A loss that’s still resonating
> Princess Diana’s shocking death 20 years ago continues to trigger a deluge of speculations and conspiracies to this day
serious head injuries and said he could not remember details of events before the crash.
Formal inquests in Britain and France continued for more than a decade, but eventually, they dismissed the most sensational allegations.
“If ever there was a case that has generated rumour and suspicion, and indeed it has done so on an international scale, surely this is it,” Lord Justice Scott, who oversaw the British inquest, commented near the end of proceedings in 2008.
A jury issued a verdict of ‘unlawful killing’ in 2008, following the inquest, highlighting gross negligence by driver Henri Paul, and by paparazzi who were pursuing the car at high speed.
It said the lack of operational seatbelts and alcohol consumed by Paul were contributory factors.
Hasnat Khan, a heart surgeon whose two-year relationship with Diana had ended earlier in 1997, told a separate Operation Paget inquiry by London’s Metropolitan Police that he found “no evidence that anyone was opposed to his relationship with the Princess of Wales (Diana) other than her own mother”.
The report concluded that Diana had “explored the possibility of an inter-faith marriage” to Hasnat, but it said its evidence suggested she had not intended to marry Dodi and did not believe she was pregnant.
Hasnat said Diana had told him in December 1995 that she had changed her car because “the brakes had been tampered with” on her previous vehicle, while other witnesses said she had concerns for her safety.
The inquests did not satisfy the doubters. Mohamed bankrolled the 2011 documentary film, Unlawful Killing, directed by British actor and comedian Keith Allen, which included claims that the royal family had wanted Diana “consigned to a mental institution”.
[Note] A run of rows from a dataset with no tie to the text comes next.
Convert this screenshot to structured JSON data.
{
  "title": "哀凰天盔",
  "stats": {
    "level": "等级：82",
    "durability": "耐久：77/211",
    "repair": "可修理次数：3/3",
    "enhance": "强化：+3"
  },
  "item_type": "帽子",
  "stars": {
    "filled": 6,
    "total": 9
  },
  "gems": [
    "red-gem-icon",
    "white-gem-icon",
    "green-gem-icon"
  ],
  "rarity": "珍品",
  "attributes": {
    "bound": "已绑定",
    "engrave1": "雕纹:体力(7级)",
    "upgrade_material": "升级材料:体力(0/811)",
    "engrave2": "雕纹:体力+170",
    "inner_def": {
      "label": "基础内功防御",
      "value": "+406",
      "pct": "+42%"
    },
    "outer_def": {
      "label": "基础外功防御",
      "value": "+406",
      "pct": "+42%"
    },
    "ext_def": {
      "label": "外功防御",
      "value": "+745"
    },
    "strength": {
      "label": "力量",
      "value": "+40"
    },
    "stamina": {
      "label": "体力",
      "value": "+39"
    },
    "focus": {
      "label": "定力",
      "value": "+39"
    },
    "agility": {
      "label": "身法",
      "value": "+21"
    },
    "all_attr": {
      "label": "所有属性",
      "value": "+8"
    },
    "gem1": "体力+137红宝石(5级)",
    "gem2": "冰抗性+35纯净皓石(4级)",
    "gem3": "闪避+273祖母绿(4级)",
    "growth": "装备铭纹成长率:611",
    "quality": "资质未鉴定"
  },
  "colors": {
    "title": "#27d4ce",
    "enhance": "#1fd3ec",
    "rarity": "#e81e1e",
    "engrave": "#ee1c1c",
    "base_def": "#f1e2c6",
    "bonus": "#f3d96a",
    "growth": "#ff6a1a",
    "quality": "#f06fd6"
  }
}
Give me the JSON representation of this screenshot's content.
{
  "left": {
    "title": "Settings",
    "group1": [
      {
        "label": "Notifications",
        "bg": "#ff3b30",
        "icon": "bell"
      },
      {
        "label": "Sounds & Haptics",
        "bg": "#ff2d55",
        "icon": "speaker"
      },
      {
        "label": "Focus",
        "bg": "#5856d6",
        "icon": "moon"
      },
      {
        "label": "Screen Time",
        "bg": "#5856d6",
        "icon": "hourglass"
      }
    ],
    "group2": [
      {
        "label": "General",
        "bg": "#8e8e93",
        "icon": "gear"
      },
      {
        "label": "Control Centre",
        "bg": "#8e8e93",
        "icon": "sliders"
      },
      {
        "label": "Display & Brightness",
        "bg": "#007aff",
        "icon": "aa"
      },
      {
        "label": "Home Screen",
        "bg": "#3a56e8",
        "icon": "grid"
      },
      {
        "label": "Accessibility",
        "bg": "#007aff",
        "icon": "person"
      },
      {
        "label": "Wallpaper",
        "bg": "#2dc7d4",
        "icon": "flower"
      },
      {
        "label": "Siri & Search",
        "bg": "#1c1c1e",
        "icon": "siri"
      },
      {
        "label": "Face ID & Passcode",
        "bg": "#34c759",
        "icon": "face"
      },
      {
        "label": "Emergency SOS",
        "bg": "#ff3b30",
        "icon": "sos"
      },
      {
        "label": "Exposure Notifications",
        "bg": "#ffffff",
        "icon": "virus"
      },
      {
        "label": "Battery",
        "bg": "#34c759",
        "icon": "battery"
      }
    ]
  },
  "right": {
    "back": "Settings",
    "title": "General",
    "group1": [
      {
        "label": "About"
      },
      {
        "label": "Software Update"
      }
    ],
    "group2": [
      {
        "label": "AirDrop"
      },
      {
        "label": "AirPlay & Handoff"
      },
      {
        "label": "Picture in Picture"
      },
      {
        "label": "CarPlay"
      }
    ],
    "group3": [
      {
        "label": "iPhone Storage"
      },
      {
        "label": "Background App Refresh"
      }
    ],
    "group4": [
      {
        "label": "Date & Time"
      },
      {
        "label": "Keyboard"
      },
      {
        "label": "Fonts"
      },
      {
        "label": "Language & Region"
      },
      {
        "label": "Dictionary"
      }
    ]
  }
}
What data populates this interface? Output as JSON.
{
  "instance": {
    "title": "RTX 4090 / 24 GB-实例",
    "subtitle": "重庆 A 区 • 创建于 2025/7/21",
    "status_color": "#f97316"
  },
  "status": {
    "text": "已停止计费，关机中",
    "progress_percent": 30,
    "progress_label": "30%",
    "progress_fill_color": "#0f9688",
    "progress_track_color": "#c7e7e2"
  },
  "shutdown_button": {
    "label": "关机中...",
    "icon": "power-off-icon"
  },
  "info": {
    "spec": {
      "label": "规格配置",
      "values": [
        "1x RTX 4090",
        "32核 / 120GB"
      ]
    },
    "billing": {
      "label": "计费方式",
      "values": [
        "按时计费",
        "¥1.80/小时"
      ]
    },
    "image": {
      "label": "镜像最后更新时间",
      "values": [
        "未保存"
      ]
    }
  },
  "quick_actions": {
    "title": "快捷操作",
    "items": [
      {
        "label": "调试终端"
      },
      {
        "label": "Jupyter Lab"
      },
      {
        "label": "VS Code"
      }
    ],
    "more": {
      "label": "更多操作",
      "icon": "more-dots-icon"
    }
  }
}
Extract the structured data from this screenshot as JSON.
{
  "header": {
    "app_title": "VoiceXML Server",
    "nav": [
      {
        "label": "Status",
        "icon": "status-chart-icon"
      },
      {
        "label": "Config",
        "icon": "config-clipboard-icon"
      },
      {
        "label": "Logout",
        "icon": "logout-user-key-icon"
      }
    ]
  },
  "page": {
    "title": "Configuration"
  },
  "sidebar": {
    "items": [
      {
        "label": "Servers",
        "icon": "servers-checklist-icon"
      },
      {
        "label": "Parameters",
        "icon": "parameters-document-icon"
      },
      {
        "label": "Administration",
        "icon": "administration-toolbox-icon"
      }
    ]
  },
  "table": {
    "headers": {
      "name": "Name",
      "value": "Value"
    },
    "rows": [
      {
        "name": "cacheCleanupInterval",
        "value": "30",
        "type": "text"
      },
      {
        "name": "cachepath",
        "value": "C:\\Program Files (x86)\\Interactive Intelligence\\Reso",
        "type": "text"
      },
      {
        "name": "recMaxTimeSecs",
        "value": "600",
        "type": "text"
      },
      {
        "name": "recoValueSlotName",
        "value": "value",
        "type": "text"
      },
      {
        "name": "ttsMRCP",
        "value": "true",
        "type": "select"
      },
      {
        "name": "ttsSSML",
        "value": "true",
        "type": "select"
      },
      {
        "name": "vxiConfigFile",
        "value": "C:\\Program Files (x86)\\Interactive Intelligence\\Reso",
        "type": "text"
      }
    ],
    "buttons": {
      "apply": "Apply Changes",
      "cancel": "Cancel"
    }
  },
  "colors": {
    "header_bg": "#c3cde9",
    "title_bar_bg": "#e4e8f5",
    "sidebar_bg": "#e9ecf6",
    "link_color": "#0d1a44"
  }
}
Writing in The Guardian on the film’s ban in Britain after the makers rejected dozens of proposed cuts, Allen alleged that many “significant witnesses” were not called or declined to speak at the inquest into Diana’s death.
He accused the British establishment, including the media, of “quietly suppressing uncomfortable evidence”.
Michael Cole, a former journalist who was Mohamed’s public relations adviser for many years before and after 1997, has written a new book, Diana and Dodi: The Truth.
Cole describes his feeling in 1997 that many events following the crash “seemed strange”.
“He sensed a cover-up, with the authorities on both sides of the Channel anxious to write off the deaths of the world’s most celebrated woman and her lover as accidental,” publishers Biteback said.
Yet Biteback and Cole withdrew the book just two weeks before its scheduled publication, citing “an abrupt change of mind” by Mohamed, and leaving another void for conspiracy theorists to fill. – dpa
(left) Diana’s royal ceremonial funeral on Sept 6, 1997, watched by over two billion people worldwide. (above) The tragic couple, Diana and Dodi, who both died in the crash.